Part of my education process as a northern gardener living in southern Florida is trying to understand the subtle changes of the seasons. In a subtropical world, where seasons are marked as warm and hot, wet and dry, that is no easy task. Seasonal changes are much — MUCH — more subtle.
In the months that have passed, I have witnessed trees blooming in late winter and briefly deciduous trees dropping their leaves in spring and a forecast that has gone from all sun and no rain to all sun and daily rain. Even at this autumnal time of year, I’m watching a neighbor’s tree in full springtime bloom — although it’s flowers are falling into the canal and drifting away.

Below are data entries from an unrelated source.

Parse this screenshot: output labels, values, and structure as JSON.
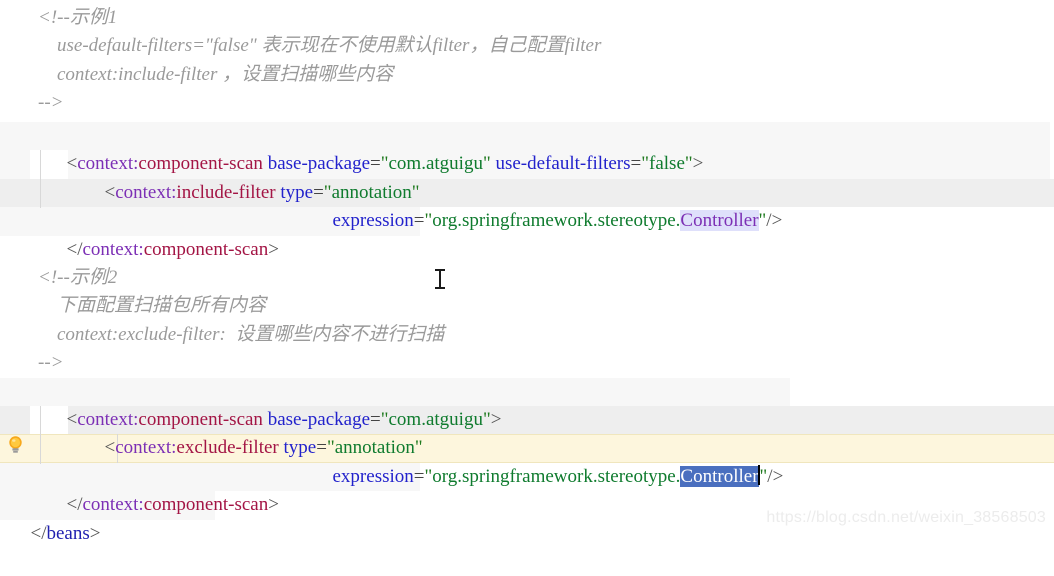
{
  "editor": {
    "watermark": "https://blog.csdn.net/weixin_38568503",
    "gutter": {
      "bulb_icon": "lightbulb-icon",
      "bulb_tooltip": "Show intention actions"
    },
    "mouse_cursor": "text-ibeam-cursor",
    "colors": {
      "background": "#ffffff",
      "namespace": "#7c2fb5",
      "tag": "#a31545",
      "tag_blue": "#2020b0",
      "attribute": "#2222cc",
      "value": "#0f7b2e",
      "comment": "#9a9a9a",
      "bracket": "#555555",
      "band_gray": "#eeeeee",
      "band_faint": "#f7f7f7",
      "current_line": "#fdf6dd",
      "occurrence_highlight": "#dfe0fb",
      "selection": "#4a6fbf",
      "watermark": "#ececec"
    }
  },
  "code": {
    "comment_block_1": {
      "line_1": "<!--示例1",
      "line_2": "    use-default-filters=\"false\" 表示现在不使用默认filter，自己配置filter",
      "line_3": "    context:include-filter ，设置扫描哪些内容",
      "line_4": "-->"
    },
    "block_1": {
      "open_bracket": "<",
      "ns": "context:",
      "tag": "component-scan",
      "attr_1": "base-package",
      "val_1": "com.atguigu",
      "attr_2": "use-default-filters",
      "val_2": "false",
      "close_bracket": ">",
      "child_open_bracket": "<",
      "child_ns": "context:",
      "child_tag": "include-filter",
      "child_attr_1": "type",
      "child_val_1": "annotation",
      "child_attr_2": "expression",
      "child_val_prefix": "org.springframework.stereotype.",
      "child_val_highlight": "Controller",
      "child_self_close": "/>",
      "closing": "</",
      "closing_ns": "context:",
      "closing_tag": "component-scan",
      "closing_bracket": ">"
    },
    "comment_block_2": {
      "line_1": "<!--示例2",
      "line_2": "    下面配置扫描包所有内容",
      "line_3": "    context:exclude-filter:  设置哪些内容不进行扫描",
      "line_4": "-->"
    },
    "block_2": {
      "open_bracket": "<",
      "ns": "context:",
      "tag": "component-scan",
      "attr_1": "base-package",
      "val_1": "com.atguigu",
      "close_bracket": ">",
      "child_open_bracket": "<",
      "child_ns": "context:",
      "child_tag": "exclude-filter",
      "child_attr_1": "type",
      "child_val_1": "annotation",
      "child_attr_2": "expression",
      "child_val_prefix": "org.springframework.stereotype.",
      "child_val_selected": "Controller",
      "child_self_close": "/>",
      "closing": "</",
      "closing_ns": "context:",
      "closing_tag": "component-scan",
      "closing_bracket": ">"
    },
    "root_close": {
      "open": "</",
      "tag": "beans",
      "close": ">"
    },
    "punct": {
      "eq": "=",
      "quote": "\"",
      "space": " "
    }
  }
}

This past week, though, I’ve witnessed another subtle seasonal change as the rainy season of summer slides into the calmer weather of autumn: the pure and absolute giddiness of the weather forecasters as they announced the arrival of the season’s first cold front for South Florida.
To use the word “cold” and “Florida” in the same sentence is a bit odd — never mind that some of my winter visits to zone 10 have seen frost on the windshield, even if said frost melted as soon as the sun peeked over the horizon.
This approaching cold front, though, was a special one, the first of the season, the first break in humidity, the first breeze of refreshing northern air. Could this be the change that my inner climate clock has been craving? The calendar, after all, says October and my body thinks it should be wearing a sweater. My arms feel as if they should be raking. These were my thoughts as Joe and I, in an attempt to get a sense of autumn, walked around a local Oktoberfest.
Evening temperatures, however, had another holiday in mind. The thermometer was more Sousa than Oompah, more hot dog than bratwurst, more bathing suit than Lederhosen.
Still, there was a breeze — an electricity and excitement in the air, and not just from children running from carnival ride to carnival ride. Perhaps I wasn’t the only person longing for a break, albeit a brief one. There were others out there just as eager for our long, hot summer to come to an end, if even for a few days.
So when I went to bed that night, it was with incredible anticipation. “Please,” I thought to myself in the same voice I used on Christmas Eve to beg Santa Claus to not forget my house, “please, let the forecasters be right.”
In the morning, it was true. The humidity was gone and the morning temperature was 70 degrees — and a high predicted to reach 84. It was the most perfect spring day in autumn.
It occurred to me as I filled my lungs with air, that this feeling was the same as that which comes with any seasonal first. The first smell of autumn leaves. The first snow falling on barren branches. The first spring day to work in the garden and inhale the soil’s freshness. I was, it seems, as giddy as a Florida forecaster in October.
Our first taste of autumn lasted a full day and most of a second. Then that front slid north again, bringing with it the heat and humidity of the Caribbean.
Nevertheless, I’ve noticed other subtle changes. At a time when northern nurseries are stocked with mums or closing down for a long winter’s nap, nurseries here are adding more and more plants and color.
There’s also the steady building of traffic and the opening of shuttered homes and condos. The snowbirds are returning, as random and as plentiful as the crocus in my northern garden — a reminder that a spring-like autumn is on its way.